▶ [Aim of the task]: The output has to be the full set of records, reproduced exactly, minus any picture.

▶ [The records]:

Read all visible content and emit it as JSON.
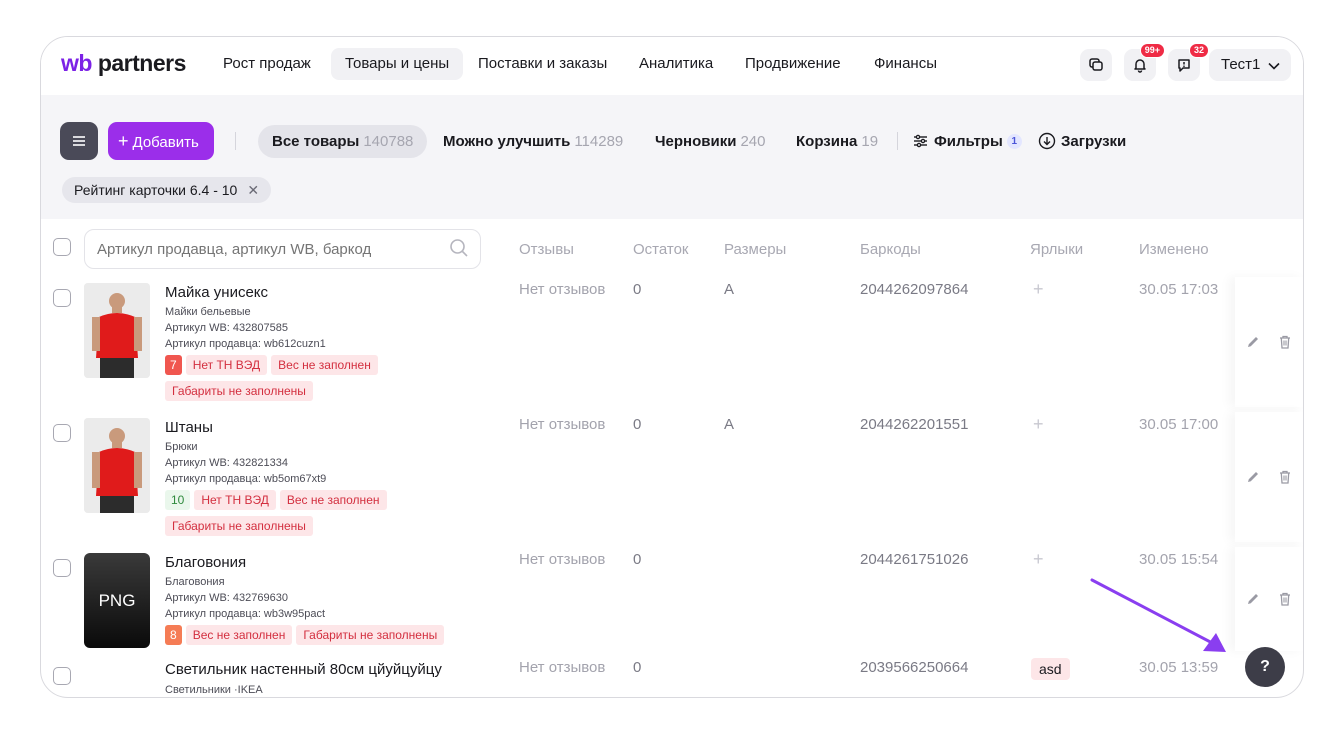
{
  "app": {
    "logo_prefix": "wb",
    "logo_suffix": "partners"
  },
  "nav": {
    "items": [
      {
        "label": "Рост продаж"
      },
      {
        "label": "Товары и цены"
      },
      {
        "label": "Поставки и заказы"
      },
      {
        "label": "Аналитика"
      },
      {
        "label": "Продвижение"
      },
      {
        "label": "Финансы"
      }
    ],
    "notifications_badge": "99+",
    "messages_badge": "32",
    "user": "Тест1"
  },
  "toolbar": {
    "add_label": "Добавить",
    "tabs": [
      {
        "label": "Все товары",
        "count": "140788"
      },
      {
        "label": "Можно улучшить",
        "count": "114289"
      },
      {
        "label": "Черновики",
        "count": "240"
      },
      {
        "label": "Корзина",
        "count": "19"
      }
    ],
    "filters_label": "Фильтры",
    "filters_count": "1",
    "downloads_label": "Загрузки",
    "active_filter_chip": "Рейтинг карточки 6.4 - 10"
  },
  "table": {
    "search_placeholder": "Артикул продавца, артикул WB, баркод",
    "columns": [
      "Отзывы",
      "Остаток",
      "Размеры",
      "Баркоды",
      "Ярлыки",
      "Изменено"
    ],
    "rows": [
      {
        "name": "Майка унисекс",
        "category": "Майки бельевые",
        "wb_article": "Артикул WB: 432807585",
        "seller_article": "Артикул продавца: wb612cuzn1",
        "score": "7",
        "tags": [
          "Нет ТН ВЭД",
          "Вес не заполнен",
          "Габариты не заполнены"
        ],
        "reviews": "Нет отзывов",
        "stock": "0",
        "size": "A",
        "barcode": "2044262097864",
        "label": "+",
        "changed": "30.05 17:03"
      },
      {
        "name": "Штаны",
        "category": "Брюки",
        "wb_article": "Артикул WB: 432821334",
        "seller_article": "Артикул продавца: wb5om67xt9",
        "score": "10",
        "tags": [
          "Нет ТН ВЭД",
          "Вес не заполнен",
          "Габариты не заполнены"
        ],
        "reviews": "Нет отзывов",
        "stock": "0",
        "size": "A",
        "barcode": "2044262201551",
        "label": "+",
        "changed": "30.05 17:00"
      },
      {
        "name": "Благовония",
        "category": "Благовония",
        "wb_article": "Артикул WB: 432769630",
        "seller_article": "Артикул продавца: wb3w95pact",
        "score": "8",
        "thumb_text": "PNG",
        "tags": [
          "Вес не заполнен",
          "Габариты не заполнены"
        ],
        "reviews": "Нет отзывов",
        "stock": "0",
        "size": "",
        "barcode": "2044261751026",
        "label": "+",
        "changed": "30.05 15:54"
      },
      {
        "name": "Светильник настенный 80см цйуйцуйцу",
        "category": "Светильники ·IKEA",
        "reviews": "Нет отзывов",
        "stock": "0",
        "barcode": "2039566250664",
        "label": "asd",
        "changed": "30.05 13:59"
      }
    ]
  },
  "help": {
    "label": "?"
  },
  "colors": {
    "accent": "#9b2eea",
    "arrow": "#8a3ef0",
    "badge": "#ef2b45"
  }
}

▶ [Solution below]:
Read all visible content and emit it as JSON.
{
  "app": {
    "logo_prefix": "wb",
    "logo_suffix": "partners"
  },
  "nav": {
    "items": [
      {
        "label": "Рост продаж"
      },
      {
        "label": "Товары и цены"
      },
      {
        "label": "Поставки и заказы"
      },
      {
        "label": "Аналитика"
      },
      {
        "label": "Продвижение"
      },
      {
        "label": "Финансы"
      }
    ],
    "notifications_badge": "99+",
    "messages_badge": "32",
    "user": "Тест1"
  },
  "toolbar": {
    "add_label": "Добавить",
    "tabs": [
      {
        "label": "Все товары",
        "count": "140788"
      },
      {
        "label": "Можно улучшить",
        "count": "114289"
      },
      {
        "label": "Черновики",
        "count": "240"
      },
      {
        "label": "Корзина",
        "count": "19"
      }
    ],
    "filters_label": "Фильтры",
    "filters_count": "1",
    "downloads_label": "Загрузки",
    "active_filter_chip": "Рейтинг карточки 6.4 - 10"
  },
  "table": {
    "search_placeholder": "Артикул продавца, артикул WB, баркод",
    "columns": [
      "Отзывы",
      "Остаток",
      "Размеры",
      "Баркоды",
      "Ярлыки",
      "Изменено"
    ],
    "rows": [
      {
        "name": "Майка унисекс",
        "category": "Майки бельевые",
        "wb_article": "Артикул WB: 432807585",
        "seller_article": "Артикул продавца: wb612cuzn1",
        "score": "7",
        "tags": [
          "Нет ТН ВЭД",
          "Вес не заполнен",
          "Габариты не заполнены"
        ],
        "reviews": "Нет отзывов",
        "stock": "0",
        "size": "A",
        "barcode": "2044262097864",
        "label": "+",
        "changed": "30.05 17:03"
      },
      {
        "name": "Штаны",
        "category": "Брюки",
        "wb_article": "Артикул WB: 432821334",
        "seller_article": "Артикул продавца: wb5om67xt9",
        "score": "10",
        "tags": [
          "Нет ТН ВЭД",
          "Вес не заполнен",
          "Габариты не заполнены"
        ],
        "reviews": "Нет отзывов",
        "stock": "0",
        "size": "A",
        "barcode": "2044262201551",
        "label": "+",
        "changed": "30.05 17:00"
      },
      {
        "name": "Благовония",
        "category": "Благовония",
        "wb_article": "Артикул WB: 432769630",
        "seller_article": "Артикул продавца: wb3w95pact",
        "score": "8",
        "thumb_text": "PNG",
        "tags": [
          "Вес не заполнен",
          "Габариты не заполнены"
        ],
        "reviews": "Нет отзывов",
        "stock": "0",
        "size": "",
        "barcode": "2044261751026",
        "label": "+",
        "changed": "30.05 15:54"
      },
      {
        "name": "Светильник настенный 80см цйуйцуйцу",
        "category": "Светильники ·IKEA",
        "reviews": "Нет отзывов",
        "stock": "0",
        "barcode": "2039566250664",
        "label": "asd",
        "changed": "30.05 13:59"
      }
    ]
  },
  "help": {
    "label": "?"
  },
  "colors": {
    "accent": "#9b2eea",
    "arrow": "#8a3ef0",
    "badge": "#ef2b45"
  }
}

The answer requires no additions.